— DATA TO PROCESS —
┄┄┄┄┄┄

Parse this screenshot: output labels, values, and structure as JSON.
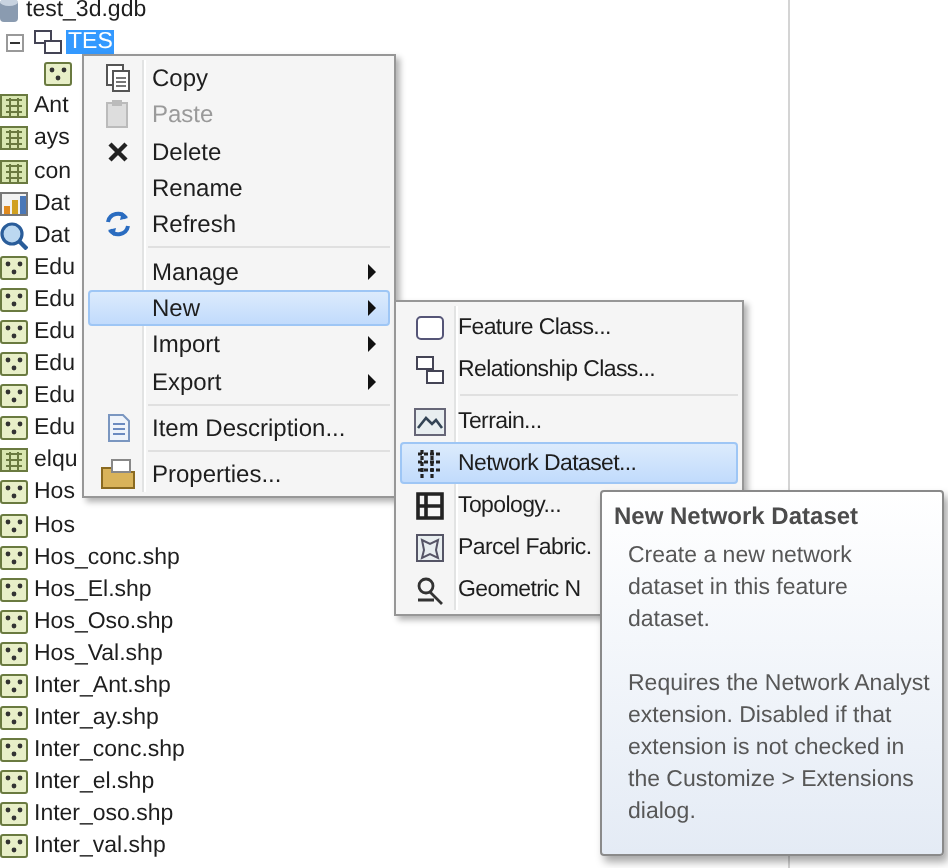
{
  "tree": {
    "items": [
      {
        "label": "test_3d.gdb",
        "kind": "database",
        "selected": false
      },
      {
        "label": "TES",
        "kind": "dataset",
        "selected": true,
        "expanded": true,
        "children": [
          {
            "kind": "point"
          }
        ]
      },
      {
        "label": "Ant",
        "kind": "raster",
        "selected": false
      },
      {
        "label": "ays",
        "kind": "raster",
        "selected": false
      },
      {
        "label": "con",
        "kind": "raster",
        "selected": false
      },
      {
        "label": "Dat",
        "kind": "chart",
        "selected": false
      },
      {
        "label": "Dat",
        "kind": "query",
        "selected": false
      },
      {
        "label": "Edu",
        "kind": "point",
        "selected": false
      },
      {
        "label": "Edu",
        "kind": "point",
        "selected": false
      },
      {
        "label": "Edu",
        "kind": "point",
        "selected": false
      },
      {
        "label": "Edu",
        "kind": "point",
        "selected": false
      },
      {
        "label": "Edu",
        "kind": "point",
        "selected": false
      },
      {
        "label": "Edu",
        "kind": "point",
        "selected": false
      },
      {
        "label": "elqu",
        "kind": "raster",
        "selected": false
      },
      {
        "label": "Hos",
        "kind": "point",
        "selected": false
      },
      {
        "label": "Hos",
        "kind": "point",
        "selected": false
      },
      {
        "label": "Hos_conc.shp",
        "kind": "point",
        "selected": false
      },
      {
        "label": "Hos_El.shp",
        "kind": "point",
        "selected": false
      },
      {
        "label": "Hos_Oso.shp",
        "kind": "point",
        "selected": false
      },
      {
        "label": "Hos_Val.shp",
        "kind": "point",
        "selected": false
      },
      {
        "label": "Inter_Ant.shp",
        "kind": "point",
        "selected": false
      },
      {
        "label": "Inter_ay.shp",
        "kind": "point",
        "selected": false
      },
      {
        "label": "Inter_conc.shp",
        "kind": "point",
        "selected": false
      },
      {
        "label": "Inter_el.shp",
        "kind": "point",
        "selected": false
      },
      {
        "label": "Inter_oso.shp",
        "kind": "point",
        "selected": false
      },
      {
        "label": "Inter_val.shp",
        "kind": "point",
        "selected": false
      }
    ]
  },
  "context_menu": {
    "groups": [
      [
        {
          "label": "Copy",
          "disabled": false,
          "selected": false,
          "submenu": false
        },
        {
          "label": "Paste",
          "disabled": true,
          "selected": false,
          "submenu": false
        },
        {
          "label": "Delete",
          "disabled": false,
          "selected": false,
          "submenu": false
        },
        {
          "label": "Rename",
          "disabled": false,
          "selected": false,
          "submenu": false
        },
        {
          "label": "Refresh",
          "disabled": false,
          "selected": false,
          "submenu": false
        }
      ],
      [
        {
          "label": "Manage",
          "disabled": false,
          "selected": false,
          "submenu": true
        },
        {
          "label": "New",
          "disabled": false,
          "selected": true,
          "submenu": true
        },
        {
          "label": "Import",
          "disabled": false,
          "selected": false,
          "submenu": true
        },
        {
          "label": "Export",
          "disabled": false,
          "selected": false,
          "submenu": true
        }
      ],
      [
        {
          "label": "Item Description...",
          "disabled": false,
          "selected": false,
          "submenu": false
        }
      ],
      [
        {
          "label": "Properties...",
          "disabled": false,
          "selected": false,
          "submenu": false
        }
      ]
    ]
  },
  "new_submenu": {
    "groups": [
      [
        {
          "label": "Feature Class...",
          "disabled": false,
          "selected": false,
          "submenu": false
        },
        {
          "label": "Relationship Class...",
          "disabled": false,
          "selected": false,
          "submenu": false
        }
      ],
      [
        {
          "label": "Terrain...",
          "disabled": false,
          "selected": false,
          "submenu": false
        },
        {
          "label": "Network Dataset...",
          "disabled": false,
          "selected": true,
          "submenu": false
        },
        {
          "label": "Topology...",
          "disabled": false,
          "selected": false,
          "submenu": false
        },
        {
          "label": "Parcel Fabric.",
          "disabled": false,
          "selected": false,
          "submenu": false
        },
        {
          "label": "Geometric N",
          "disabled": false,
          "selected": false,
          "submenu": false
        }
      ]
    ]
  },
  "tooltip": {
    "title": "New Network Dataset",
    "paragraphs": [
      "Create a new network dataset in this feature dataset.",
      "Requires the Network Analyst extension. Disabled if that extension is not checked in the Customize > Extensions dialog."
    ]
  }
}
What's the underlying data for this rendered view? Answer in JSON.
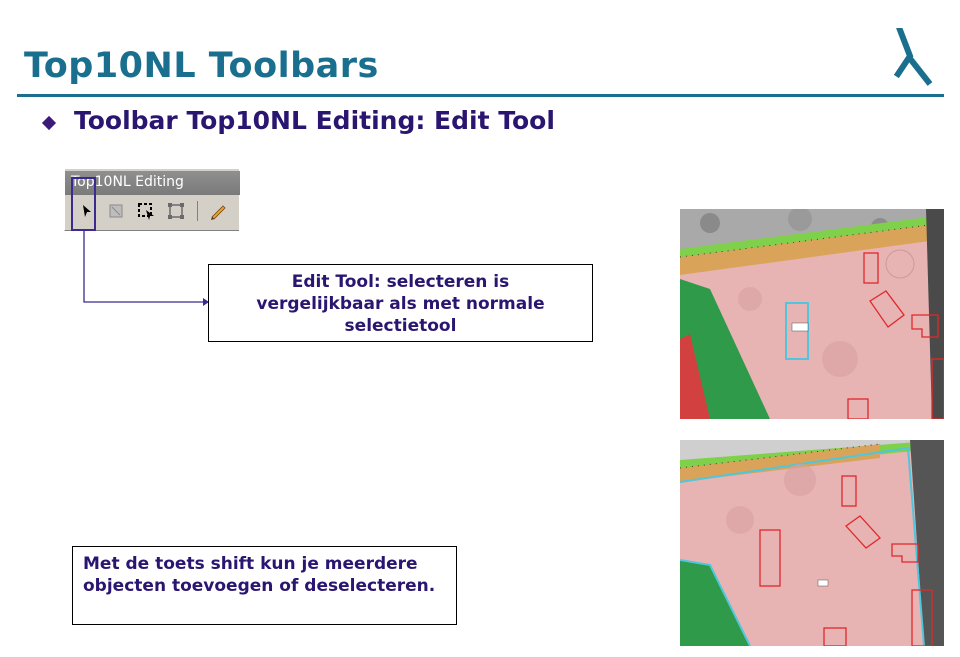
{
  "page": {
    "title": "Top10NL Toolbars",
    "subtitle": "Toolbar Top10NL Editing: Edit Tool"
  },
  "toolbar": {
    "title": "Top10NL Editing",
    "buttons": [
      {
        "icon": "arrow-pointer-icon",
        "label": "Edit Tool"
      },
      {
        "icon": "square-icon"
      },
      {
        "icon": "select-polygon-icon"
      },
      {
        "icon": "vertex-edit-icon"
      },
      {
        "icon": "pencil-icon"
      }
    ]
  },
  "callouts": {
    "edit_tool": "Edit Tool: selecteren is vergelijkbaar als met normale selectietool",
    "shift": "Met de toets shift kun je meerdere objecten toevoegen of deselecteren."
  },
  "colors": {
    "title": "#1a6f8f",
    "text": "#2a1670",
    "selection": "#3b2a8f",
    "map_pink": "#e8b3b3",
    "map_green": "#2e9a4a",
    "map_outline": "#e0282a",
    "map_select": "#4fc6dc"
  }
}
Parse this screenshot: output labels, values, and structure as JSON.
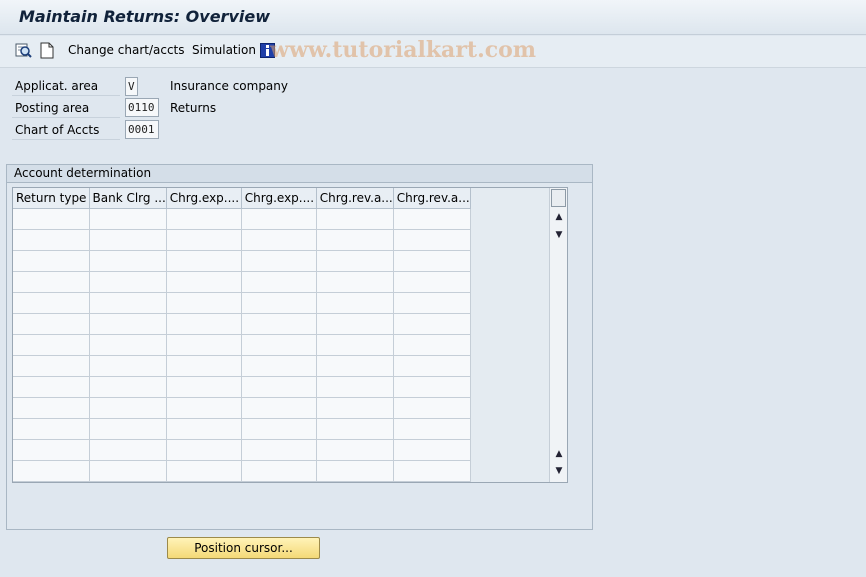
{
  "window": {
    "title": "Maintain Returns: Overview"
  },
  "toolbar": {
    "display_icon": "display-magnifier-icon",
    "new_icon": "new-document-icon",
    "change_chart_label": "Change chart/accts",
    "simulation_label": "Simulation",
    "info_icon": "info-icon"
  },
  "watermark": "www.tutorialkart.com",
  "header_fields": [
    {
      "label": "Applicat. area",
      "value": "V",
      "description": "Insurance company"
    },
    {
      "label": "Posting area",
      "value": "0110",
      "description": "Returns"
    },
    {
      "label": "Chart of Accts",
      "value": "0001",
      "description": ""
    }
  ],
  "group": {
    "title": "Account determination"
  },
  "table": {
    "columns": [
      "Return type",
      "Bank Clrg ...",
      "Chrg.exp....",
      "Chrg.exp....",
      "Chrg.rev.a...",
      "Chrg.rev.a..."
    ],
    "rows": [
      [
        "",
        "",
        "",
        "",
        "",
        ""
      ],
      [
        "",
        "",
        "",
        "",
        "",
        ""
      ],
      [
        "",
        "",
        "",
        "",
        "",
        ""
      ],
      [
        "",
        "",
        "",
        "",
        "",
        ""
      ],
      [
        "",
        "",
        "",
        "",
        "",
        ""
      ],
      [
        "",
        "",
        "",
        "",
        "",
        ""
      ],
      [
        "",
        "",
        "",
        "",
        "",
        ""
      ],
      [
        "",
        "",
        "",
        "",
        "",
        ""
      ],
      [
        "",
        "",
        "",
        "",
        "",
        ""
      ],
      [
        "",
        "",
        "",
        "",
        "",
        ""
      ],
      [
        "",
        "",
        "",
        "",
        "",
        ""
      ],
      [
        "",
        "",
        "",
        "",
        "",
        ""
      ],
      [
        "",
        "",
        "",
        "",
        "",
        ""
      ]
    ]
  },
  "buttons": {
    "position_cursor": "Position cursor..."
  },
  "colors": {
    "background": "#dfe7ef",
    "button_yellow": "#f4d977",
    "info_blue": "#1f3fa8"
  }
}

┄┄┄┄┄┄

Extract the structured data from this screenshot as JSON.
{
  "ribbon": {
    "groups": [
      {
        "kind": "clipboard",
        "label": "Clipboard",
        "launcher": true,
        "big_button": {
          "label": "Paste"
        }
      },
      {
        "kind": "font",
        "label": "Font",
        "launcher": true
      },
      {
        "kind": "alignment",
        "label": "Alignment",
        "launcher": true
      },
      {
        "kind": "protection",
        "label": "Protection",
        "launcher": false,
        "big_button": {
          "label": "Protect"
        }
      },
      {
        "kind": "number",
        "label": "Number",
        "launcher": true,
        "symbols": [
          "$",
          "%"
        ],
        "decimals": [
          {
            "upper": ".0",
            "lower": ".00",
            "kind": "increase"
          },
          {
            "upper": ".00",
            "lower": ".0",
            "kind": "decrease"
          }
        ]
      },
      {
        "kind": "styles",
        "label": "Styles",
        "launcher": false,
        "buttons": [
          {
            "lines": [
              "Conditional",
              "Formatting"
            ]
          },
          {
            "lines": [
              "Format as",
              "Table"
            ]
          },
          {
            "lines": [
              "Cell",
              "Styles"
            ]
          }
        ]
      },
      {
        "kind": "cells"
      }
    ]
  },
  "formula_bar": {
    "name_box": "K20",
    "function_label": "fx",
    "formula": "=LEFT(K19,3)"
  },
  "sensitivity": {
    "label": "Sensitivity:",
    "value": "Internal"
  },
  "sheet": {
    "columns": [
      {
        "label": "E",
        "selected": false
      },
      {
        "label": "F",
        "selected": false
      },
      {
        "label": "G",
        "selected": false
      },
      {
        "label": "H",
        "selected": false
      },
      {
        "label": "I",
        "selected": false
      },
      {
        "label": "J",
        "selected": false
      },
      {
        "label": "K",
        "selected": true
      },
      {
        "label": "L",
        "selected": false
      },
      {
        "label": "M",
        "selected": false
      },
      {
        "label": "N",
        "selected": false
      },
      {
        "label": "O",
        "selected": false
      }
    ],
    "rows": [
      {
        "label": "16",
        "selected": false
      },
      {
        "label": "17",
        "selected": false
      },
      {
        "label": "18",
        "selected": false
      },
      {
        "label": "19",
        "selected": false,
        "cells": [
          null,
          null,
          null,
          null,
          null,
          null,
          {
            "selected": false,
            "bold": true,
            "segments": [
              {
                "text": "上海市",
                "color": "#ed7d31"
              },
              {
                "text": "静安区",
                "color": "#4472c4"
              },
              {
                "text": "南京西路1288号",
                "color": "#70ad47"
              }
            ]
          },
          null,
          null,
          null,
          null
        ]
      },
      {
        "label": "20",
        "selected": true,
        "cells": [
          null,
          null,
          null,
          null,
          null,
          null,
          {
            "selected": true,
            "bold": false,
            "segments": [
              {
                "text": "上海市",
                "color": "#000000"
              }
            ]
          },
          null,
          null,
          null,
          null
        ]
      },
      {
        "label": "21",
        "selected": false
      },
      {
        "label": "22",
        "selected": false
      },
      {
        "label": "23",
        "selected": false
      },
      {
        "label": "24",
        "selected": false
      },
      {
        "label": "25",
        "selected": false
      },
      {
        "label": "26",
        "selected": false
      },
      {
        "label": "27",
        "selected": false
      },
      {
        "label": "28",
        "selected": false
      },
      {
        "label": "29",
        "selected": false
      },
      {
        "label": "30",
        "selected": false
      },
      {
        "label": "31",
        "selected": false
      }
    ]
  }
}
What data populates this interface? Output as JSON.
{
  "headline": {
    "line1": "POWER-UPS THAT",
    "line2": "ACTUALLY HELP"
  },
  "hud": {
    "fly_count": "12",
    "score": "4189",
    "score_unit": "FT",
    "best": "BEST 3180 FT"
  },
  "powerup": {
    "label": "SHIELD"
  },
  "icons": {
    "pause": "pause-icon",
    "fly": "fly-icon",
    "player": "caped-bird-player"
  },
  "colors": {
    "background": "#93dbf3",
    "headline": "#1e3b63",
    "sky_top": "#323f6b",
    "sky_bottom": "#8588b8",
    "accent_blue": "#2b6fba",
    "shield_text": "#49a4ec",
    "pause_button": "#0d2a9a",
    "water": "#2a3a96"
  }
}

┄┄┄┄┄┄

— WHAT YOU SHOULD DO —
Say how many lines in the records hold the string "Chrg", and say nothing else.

— EXPECTED ANSWER —
4